One obstacle to improving DCN reporting is that for all its utility to the state, the numbers are essentially irrelevant to local law enforcement record keeping, which uses case numbers and demographic information to track arrestees, Devitt Westley said.
“Because DCNs are just for external reporting and have no bearing on the case, it’s not at the forefront of people’s minds,” she said.
Indeed, multiple law enforcement officials interviewed by The Southern were unclear on the function of the DCN.
And the ISP has made little effort to improve local agencies’ awareness.
“It’s simply beyond their capacity to visit 900 police agencies and hundreds more county officials to make sure they’re doing this right,” Devitt Westley said.
Instead, improving the system should be a joint effort between the ISP and stakeholders who depend on state background checks, like nursing homes, Devitt Westley said.
“Today so many more entities require background checks than ever before, from people applying to be a nurse, to applying for a visa,” Devitt Westley said. “We should look at who actually needs this service and ask them to help improve it.”
For now, Devitt Westley recommends that employers who depend on state background checks, like River to River, seek a second layer of vetting for their hires.
In Berkel’s case, a simple check of a public court records website like Judici would have sufficed. Her convictions were plainly visible there, catalogued according to their case number.
Devitt Westley would also like to see the state fund a new audit of its criminal history database.
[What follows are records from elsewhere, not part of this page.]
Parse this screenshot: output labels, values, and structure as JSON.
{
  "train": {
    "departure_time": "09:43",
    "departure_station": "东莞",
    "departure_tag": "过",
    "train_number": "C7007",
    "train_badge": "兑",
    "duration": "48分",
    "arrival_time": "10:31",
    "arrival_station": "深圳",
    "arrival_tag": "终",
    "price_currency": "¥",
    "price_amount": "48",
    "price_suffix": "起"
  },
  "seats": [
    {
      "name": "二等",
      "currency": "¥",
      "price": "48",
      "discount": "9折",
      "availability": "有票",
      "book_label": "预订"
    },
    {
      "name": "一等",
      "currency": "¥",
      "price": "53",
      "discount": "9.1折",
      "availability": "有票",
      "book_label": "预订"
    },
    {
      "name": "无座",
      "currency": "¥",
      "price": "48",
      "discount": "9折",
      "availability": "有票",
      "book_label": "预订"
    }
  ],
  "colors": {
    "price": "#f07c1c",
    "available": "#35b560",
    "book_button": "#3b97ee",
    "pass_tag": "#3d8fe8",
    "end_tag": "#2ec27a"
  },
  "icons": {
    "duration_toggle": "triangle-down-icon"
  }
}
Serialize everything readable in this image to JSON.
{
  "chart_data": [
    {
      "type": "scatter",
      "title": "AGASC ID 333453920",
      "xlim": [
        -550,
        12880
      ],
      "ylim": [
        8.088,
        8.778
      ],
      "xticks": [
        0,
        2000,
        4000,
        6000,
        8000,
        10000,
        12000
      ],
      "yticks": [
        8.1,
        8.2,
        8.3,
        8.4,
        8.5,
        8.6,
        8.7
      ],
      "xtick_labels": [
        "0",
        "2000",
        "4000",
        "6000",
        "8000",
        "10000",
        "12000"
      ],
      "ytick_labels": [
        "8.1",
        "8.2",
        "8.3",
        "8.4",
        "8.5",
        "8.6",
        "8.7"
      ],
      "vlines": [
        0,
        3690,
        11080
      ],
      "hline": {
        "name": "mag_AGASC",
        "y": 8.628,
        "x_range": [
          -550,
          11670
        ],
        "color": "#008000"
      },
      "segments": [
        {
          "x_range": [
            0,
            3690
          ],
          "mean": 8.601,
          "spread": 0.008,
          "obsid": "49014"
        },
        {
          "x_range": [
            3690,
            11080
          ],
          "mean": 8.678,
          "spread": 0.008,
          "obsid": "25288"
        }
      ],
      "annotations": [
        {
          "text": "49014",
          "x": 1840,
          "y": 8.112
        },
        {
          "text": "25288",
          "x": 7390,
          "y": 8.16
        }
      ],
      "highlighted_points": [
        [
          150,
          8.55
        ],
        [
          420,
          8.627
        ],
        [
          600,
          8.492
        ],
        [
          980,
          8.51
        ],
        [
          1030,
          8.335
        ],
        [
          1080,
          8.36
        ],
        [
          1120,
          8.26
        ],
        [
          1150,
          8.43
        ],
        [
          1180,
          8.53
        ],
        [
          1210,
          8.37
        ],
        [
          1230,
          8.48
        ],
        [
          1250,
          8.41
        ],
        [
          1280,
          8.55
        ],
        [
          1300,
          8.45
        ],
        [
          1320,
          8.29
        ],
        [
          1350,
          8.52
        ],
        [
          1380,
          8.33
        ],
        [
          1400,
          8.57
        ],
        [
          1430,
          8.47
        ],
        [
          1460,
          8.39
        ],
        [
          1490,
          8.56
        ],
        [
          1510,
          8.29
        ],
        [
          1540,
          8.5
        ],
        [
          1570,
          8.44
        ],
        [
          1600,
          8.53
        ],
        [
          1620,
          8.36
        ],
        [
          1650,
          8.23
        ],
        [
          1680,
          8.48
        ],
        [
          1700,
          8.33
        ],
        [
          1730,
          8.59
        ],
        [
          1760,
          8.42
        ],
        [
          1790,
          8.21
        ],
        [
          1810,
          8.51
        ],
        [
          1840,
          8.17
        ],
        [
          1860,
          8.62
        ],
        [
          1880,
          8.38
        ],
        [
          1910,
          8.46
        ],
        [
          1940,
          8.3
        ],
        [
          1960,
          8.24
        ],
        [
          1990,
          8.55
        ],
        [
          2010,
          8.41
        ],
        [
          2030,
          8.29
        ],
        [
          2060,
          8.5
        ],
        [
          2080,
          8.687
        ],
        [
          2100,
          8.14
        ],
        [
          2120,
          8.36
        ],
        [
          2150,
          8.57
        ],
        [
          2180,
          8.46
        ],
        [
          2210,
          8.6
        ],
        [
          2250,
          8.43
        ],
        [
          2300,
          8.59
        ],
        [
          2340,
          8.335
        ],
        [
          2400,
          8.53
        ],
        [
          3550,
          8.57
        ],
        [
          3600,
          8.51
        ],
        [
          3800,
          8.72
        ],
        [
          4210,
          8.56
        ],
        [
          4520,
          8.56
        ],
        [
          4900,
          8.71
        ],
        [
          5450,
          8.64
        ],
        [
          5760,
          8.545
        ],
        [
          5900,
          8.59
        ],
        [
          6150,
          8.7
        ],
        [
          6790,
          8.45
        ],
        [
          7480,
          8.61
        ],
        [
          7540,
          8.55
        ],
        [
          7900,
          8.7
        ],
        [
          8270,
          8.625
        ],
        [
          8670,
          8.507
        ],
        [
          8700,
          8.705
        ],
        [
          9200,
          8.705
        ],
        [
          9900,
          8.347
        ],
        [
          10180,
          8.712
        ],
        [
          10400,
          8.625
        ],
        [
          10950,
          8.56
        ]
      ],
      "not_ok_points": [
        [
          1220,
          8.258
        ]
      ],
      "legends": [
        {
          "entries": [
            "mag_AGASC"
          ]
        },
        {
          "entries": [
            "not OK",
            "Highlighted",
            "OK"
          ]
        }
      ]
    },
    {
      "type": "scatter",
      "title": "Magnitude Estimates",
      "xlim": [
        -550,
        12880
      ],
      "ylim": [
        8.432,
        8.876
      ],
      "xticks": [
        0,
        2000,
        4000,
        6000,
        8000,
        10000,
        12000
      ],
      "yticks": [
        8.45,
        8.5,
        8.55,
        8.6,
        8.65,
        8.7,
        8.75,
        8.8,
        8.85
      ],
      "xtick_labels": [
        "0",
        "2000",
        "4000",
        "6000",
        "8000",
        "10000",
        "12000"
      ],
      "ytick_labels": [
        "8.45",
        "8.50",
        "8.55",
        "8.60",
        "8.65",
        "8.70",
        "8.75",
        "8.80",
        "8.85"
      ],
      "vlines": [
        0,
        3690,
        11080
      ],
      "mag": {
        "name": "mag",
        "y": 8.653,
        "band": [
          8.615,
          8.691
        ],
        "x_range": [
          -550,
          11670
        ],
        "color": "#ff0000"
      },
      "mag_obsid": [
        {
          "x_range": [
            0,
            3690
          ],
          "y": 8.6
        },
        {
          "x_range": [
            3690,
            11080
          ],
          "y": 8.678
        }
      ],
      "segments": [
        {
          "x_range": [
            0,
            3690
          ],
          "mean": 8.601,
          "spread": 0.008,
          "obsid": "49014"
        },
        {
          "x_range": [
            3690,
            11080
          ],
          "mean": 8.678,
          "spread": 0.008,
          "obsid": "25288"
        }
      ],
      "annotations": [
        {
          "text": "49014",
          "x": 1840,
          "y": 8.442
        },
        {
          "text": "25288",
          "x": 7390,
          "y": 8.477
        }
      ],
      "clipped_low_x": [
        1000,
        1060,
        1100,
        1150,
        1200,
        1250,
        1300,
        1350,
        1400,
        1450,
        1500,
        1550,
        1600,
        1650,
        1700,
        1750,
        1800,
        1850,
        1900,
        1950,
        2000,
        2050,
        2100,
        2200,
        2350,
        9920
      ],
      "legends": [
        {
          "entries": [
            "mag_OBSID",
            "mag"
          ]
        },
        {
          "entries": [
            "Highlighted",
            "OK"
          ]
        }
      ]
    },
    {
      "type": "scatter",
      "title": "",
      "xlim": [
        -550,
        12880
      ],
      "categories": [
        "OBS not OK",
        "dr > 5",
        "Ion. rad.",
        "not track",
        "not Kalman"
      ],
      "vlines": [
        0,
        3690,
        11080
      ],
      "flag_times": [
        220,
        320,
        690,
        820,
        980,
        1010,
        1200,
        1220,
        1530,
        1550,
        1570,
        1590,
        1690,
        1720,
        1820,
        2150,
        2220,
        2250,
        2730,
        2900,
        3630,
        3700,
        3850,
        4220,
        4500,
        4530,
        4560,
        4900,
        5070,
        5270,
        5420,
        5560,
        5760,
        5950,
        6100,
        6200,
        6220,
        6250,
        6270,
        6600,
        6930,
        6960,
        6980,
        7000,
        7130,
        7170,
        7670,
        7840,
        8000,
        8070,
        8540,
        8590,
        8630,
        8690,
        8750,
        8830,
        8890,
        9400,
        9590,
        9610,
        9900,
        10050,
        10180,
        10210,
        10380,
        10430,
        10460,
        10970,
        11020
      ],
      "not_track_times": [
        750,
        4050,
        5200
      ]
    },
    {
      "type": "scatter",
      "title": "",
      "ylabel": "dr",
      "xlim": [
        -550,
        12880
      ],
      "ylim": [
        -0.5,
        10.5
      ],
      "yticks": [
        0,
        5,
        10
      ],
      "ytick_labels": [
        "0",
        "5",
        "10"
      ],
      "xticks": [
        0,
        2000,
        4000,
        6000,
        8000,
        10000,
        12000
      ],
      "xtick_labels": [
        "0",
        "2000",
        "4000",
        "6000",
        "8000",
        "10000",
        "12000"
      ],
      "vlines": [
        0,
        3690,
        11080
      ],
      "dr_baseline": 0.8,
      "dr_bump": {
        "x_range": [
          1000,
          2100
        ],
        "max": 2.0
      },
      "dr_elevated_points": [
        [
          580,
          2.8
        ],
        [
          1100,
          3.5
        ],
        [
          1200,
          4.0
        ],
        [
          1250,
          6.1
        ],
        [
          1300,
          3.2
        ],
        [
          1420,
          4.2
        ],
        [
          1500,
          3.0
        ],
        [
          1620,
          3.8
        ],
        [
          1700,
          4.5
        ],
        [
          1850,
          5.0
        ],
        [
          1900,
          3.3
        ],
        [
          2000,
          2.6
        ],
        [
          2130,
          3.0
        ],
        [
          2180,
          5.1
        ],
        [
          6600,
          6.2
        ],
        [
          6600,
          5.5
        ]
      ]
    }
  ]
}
“Of course it’s a problem that it’s been 14 years since we checked to see how the CHRI system is working,” she said. “(The ICJIA) is supposed to be a watchdog and yet the answer has always been, ‘I’m sorry we don’t have any resources.’”